A common mistake many of us have made as runners is the pain, and sometimes even injury, we’ve brought upon ourselves by not properly warming up. Our bodies were not intended to go from sitting to running at full speed, but it is often easy to forget this in our quest to go out and set a new PB. Gentle jogging, or even walking, slowly acclimates the body to the intense demands about to be put on it. Like knowing when you have the “right” pair of shoes, knowing when you’re warmed up becomes almost a sixth sense.
The Right Terrain
Since running is stressful on the joints, choosing the right terrain can be a challenge.
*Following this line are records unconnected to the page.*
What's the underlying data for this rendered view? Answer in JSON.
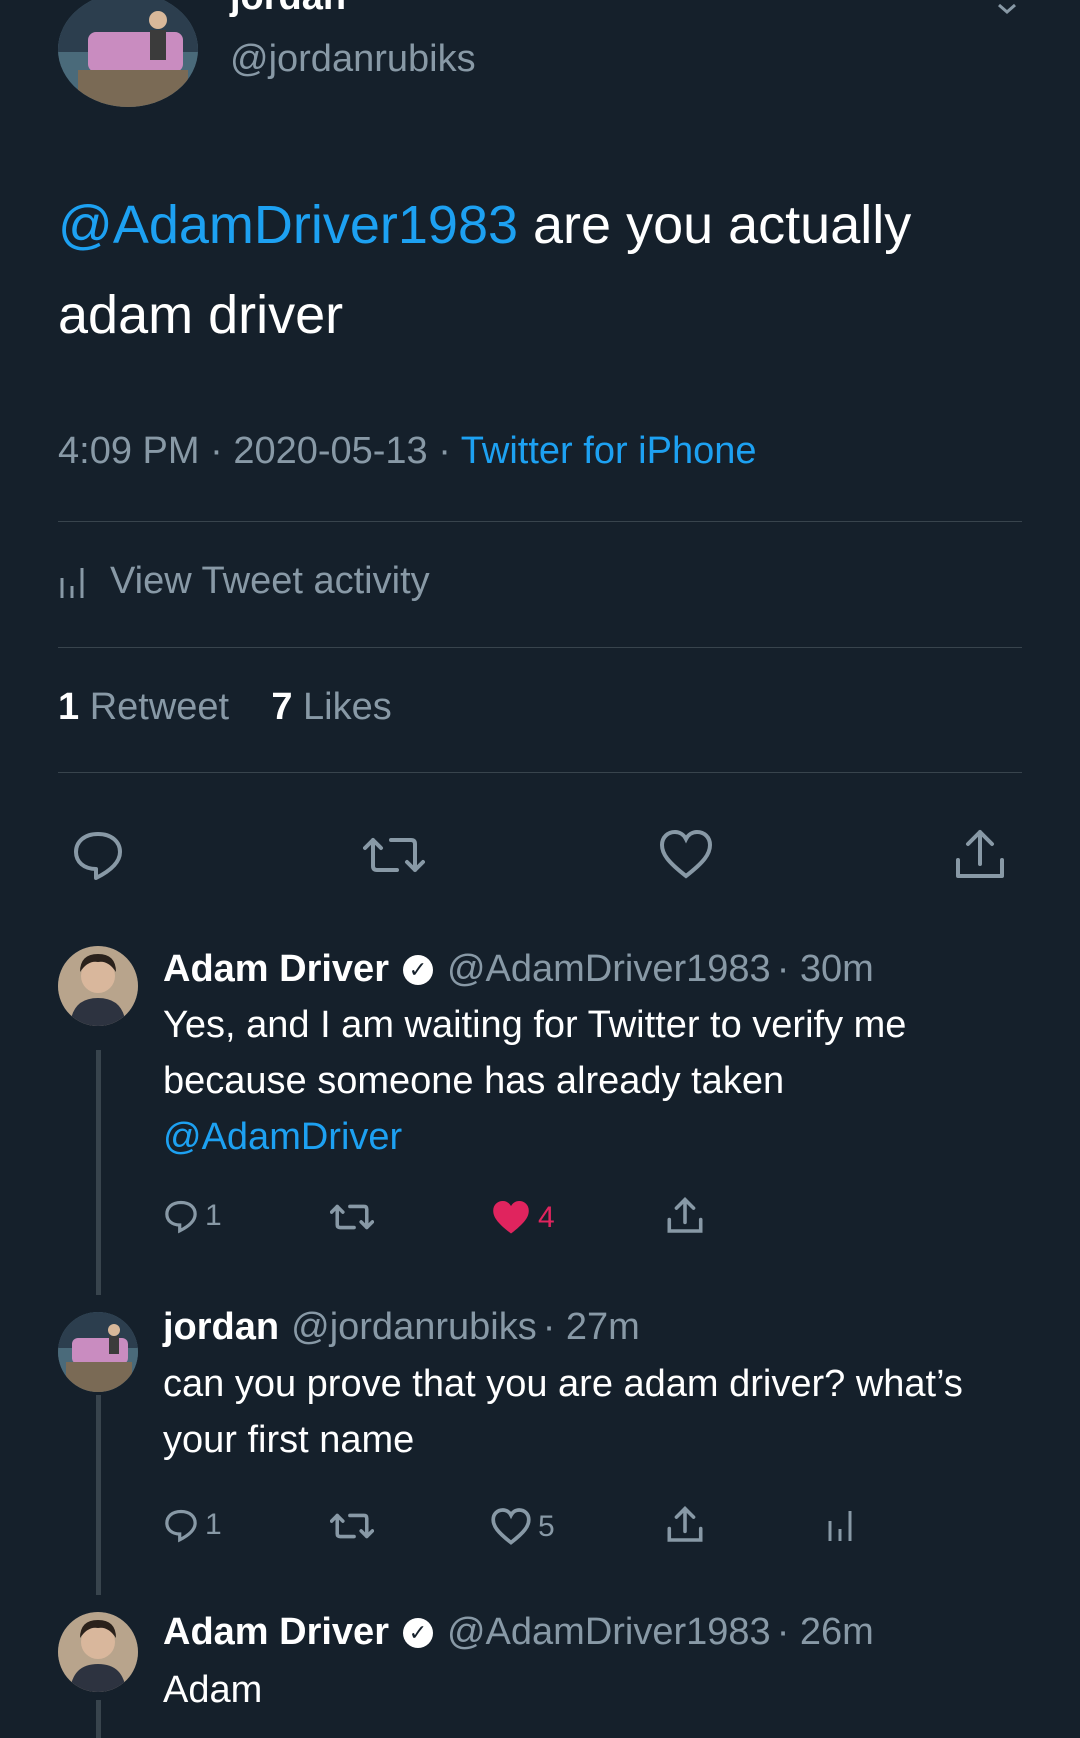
{
  "tweet": {
    "author_name": "jordan",
    "author_handle": "@jordanrubiks",
    "mention": "@AdamDriver1983",
    "text_rest": " are you actually adam driver",
    "time": "4:09 PM",
    "date": "2020-05-13",
    "sep": "·",
    "client": "Twitter for iPhone",
    "activity_label": "View Tweet activity",
    "retweet_count": "1",
    "retweet_label": "Retweet",
    "like_count": "7",
    "like_label": "Likes"
  },
  "replies": [
    {
      "name": "Adam Driver",
      "verified": true,
      "handle": "@AdamDriver1983",
      "time": "· 30m",
      "text": "Yes, and I am waiting for Twitter to verify me because someone has already taken ",
      "mention": "@AdamDriver",
      "reply_count": "1",
      "like_count": "4",
      "liked": true
    },
    {
      "name": "jordan",
      "verified": false,
      "handle": "@jordanrubiks",
      "time": "· 27m",
      "text": "can you prove that you are adam driver? what’s your first name",
      "reply_count": "1",
      "like_count": "5",
      "liked": false
    },
    {
      "name": "Adam Driver",
      "verified": true,
      "handle": "@AdamDriver1983",
      "time": "· 26m",
      "text": "Adam"
    }
  ],
  "icons": {
    "reply": "reply-icon",
    "retweet": "retweet-icon",
    "like": "heart-icon",
    "share": "share-icon",
    "analytics": "analytics-icon",
    "verified": "verified-badge-icon",
    "caret": "chevron-down-icon"
  },
  "colors": {
    "background": "#15202b",
    "link": "#1da1f2",
    "muted": "#8899a6",
    "liked": "#e0245e",
    "divider": "#38444d"
  }
}
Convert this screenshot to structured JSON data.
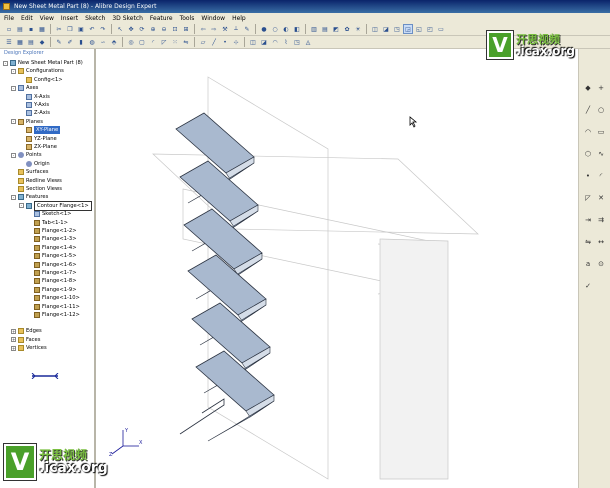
{
  "window": {
    "title": "New Sheet Metal Part (8) - Alibre Design Expert"
  },
  "menu": [
    "File",
    "Edit",
    "View",
    "Insert",
    "Sketch",
    "3D Sketch",
    "Feature",
    "Tools",
    "Window",
    "Help"
  ],
  "explorer": {
    "title": "Design Explorer",
    "items": [
      {
        "label": "New Sheet Metal Part (8)",
        "level": 0,
        "icon": "part-icon",
        "exp": "-"
      },
      {
        "label": "Configurations",
        "level": 1,
        "icon": "folder-icon",
        "exp": "-"
      },
      {
        "label": "Config<1>",
        "level": 2,
        "icon": "config-icon",
        "exp": ""
      },
      {
        "label": "Axes",
        "level": 1,
        "icon": "axes-icon",
        "exp": "-"
      },
      {
        "label": "X-Axis",
        "level": 2,
        "icon": "axis-icon",
        "exp": ""
      },
      {
        "label": "Y-Axis",
        "level": 2,
        "icon": "axis-icon",
        "exp": ""
      },
      {
        "label": "Z-Axis",
        "level": 2,
        "icon": "axis-icon",
        "exp": ""
      },
      {
        "label": "Planes",
        "level": 1,
        "icon": "planes-icon",
        "exp": "-"
      },
      {
        "label": "XY-Plane",
        "level": 2,
        "icon": "plane-icon",
        "exp": "",
        "selected": true
      },
      {
        "label": "YZ-Plane",
        "level": 2,
        "icon": "plane-icon",
        "exp": ""
      },
      {
        "label": "ZX-Plane",
        "level": 2,
        "icon": "plane-icon",
        "exp": ""
      },
      {
        "label": "Points",
        "level": 1,
        "icon": "points-icon",
        "exp": "-"
      },
      {
        "label": "Origin",
        "level": 2,
        "icon": "point-icon",
        "exp": ""
      },
      {
        "label": "Surfaces",
        "level": 1,
        "icon": "surfaces-icon",
        "exp": ""
      },
      {
        "label": "Redline Views",
        "level": 1,
        "icon": "redline-icon",
        "exp": ""
      },
      {
        "label": "Section Views",
        "level": 1,
        "icon": "section-icon",
        "exp": ""
      },
      {
        "label": "Features",
        "level": 1,
        "icon": "features-icon",
        "exp": "-"
      },
      {
        "label": "Contour Flange<1>",
        "level": 2,
        "icon": "contour-flange-icon",
        "exp": "-",
        "boxed": true
      },
      {
        "label": "Sketch<1>",
        "level": 3,
        "icon": "sketch-icon",
        "exp": ""
      },
      {
        "label": "Tab<1-1>",
        "level": 3,
        "icon": "tab-icon",
        "exp": ""
      },
      {
        "label": "Flange<1-2>",
        "level": 3,
        "icon": "flange-icon",
        "exp": ""
      },
      {
        "label": "Flange<1-3>",
        "level": 3,
        "icon": "flange-icon",
        "exp": ""
      },
      {
        "label": "Flange<1-4>",
        "level": 3,
        "icon": "flange-icon",
        "exp": ""
      },
      {
        "label": "Flange<1-5>",
        "level": 3,
        "icon": "flange-icon",
        "exp": ""
      },
      {
        "label": "Flange<1-6>",
        "level": 3,
        "icon": "flange-icon",
        "exp": ""
      },
      {
        "label": "Flange<1-7>",
        "level": 3,
        "icon": "flange-icon",
        "exp": ""
      },
      {
        "label": "Flange<1-8>",
        "level": 3,
        "icon": "flange-icon",
        "exp": ""
      },
      {
        "label": "Flange<1-9>",
        "level": 3,
        "icon": "flange-icon",
        "exp": ""
      },
      {
        "label": "Flange<1-10>",
        "level": 3,
        "icon": "flange-icon",
        "exp": ""
      },
      {
        "label": "Flange<1-11>",
        "level": 3,
        "icon": "flange-icon",
        "exp": ""
      },
      {
        "label": "Flange<1-12>",
        "level": 3,
        "icon": "flange-icon",
        "exp": ""
      },
      {
        "label": "Edges",
        "level": 1,
        "icon": "edges-icon",
        "exp": "+",
        "gap": true
      },
      {
        "label": "Faces",
        "level": 1,
        "icon": "faces-icon",
        "exp": "+"
      },
      {
        "label": "Vertices",
        "level": 1,
        "icon": "vertices-icon",
        "exp": "+"
      }
    ]
  },
  "watermark": {
    "letter": "V",
    "cn": "开思视频",
    "en": ".icax.org"
  },
  "axis_labels": {
    "x": "X",
    "y": "Y",
    "z": "Z"
  },
  "right_tools": [
    {
      "name": "paint-icon",
      "glyph": "◆"
    },
    {
      "name": "plus-icon",
      "glyph": "+"
    },
    {
      "name": "line-icon",
      "glyph": "╱"
    },
    {
      "name": "circle-icon",
      "glyph": "○"
    },
    {
      "name": "arc-icon",
      "glyph": "◠"
    },
    {
      "name": "rectangle-icon",
      "glyph": "▭"
    },
    {
      "name": "polygon-icon",
      "glyph": "⬡"
    },
    {
      "name": "spline-icon",
      "glyph": "∿"
    },
    {
      "name": "point-icon",
      "glyph": "•"
    },
    {
      "name": "fillet-icon",
      "glyph": "◜"
    },
    {
      "name": "chamfer-icon",
      "glyph": "◸"
    },
    {
      "name": "trim-icon",
      "glyph": "✕"
    },
    {
      "name": "extend-icon",
      "glyph": "⇥"
    },
    {
      "name": "offset-icon",
      "glyph": "⇉"
    },
    {
      "name": "mirror-icon",
      "glyph": "⇋"
    },
    {
      "name": "dimension-icon",
      "glyph": "↔"
    },
    {
      "name": "text-icon",
      "glyph": "a"
    },
    {
      "name": "constraint-icon",
      "glyph": "⊙"
    },
    {
      "name": "check-icon",
      "glyph": "✓"
    }
  ]
}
For those lucky enough to live near dedicated running paths (dirt, gravel, cinders, etc.), that is generally not a worry. However, for many, especially those in urban areas, picking a running route can often be a choice between the lesser of evils. Concrete is generally considered one of the hardest and therefore least-desirable surfaces to run on, but since it’s what most sidewalks are made of it’s often the default choice. This is where the right pair of shoes comes in: A good pair of well-cushioned, fresh shoes will go a long way toward neutralizing a less-than-ideal running route.
Don’t Be Afraid to Walk!
An unfortunate misconception about running is that walking is “uncool” or even not allowed. Especially on longer runs, walking breaks can actually enhance overall performance by lessening wear and tear on the joints and muscles. There is even a run/walk program for marathons pioneered by Olympian Jeff Galloway which builds scheduled walk breaks into the race. Thousands of runners have successfully completed marathons, ultras, and shorter races using this regimen, and it’s been proven over and over again to cut down on injuries by breaking up the running stress with walking breaks.
Cool-down and Therapy
As we’ve learned above, running is physically stressful and requires proper body maintenance routines. The last piece of the equation is a proper cool-down, followed by addressing any joint or muscle care needs. Like with the warm-up, the body also needs to be cooled down. Slow jogging or walking followed by sustained, gentle stretching in various positions helps return us to a healthy non-active state.
Inflammation and mild tenderness are not uncommon after an intense run. For that reason, it might be wise to consider ice and/or heat therapy as an adjunct to your training and recovery program. Whether you need to reduce simple pain and stiffness or treat an acute or chronic injury, the BodyICE Recovery line of ice and heat compression packs offers an exciting new alternative to traditional ice and heat therapies.
For knee pain that can often result from running, the BodyICE Recovery Medium Universal is a great choice. If you’ve got leg or hamstring issues, the BodyICE Recovery Large Universal might suit you well. A wonderful advantage to the entire BodyICE line of products is their ease of use and portability; in fact, if your bucket list is adventurous enough, maybe you can use one after the Antarctica marathon and fill it with some ice from the South Pole!
As your due date creeps up, you might be wondering how you can help to get the process started and avoid an induction of labour. There are some natural methods that you can try to help you bring on labour after 37 weeks’ gestation.
Did you know there are scientifically proven techniques that you can utilise to aid sports and athletic recovery? If you are sick of being sore following your training/sport/competition/show then read on to learn the pro tips on how to accelerate and facilitate recovery.
Is visualisation different to meditation? It sure is. Even though meditation and visualisation are often used interchangeably, the two techniques are actually quite different and affect the brain in very different ways.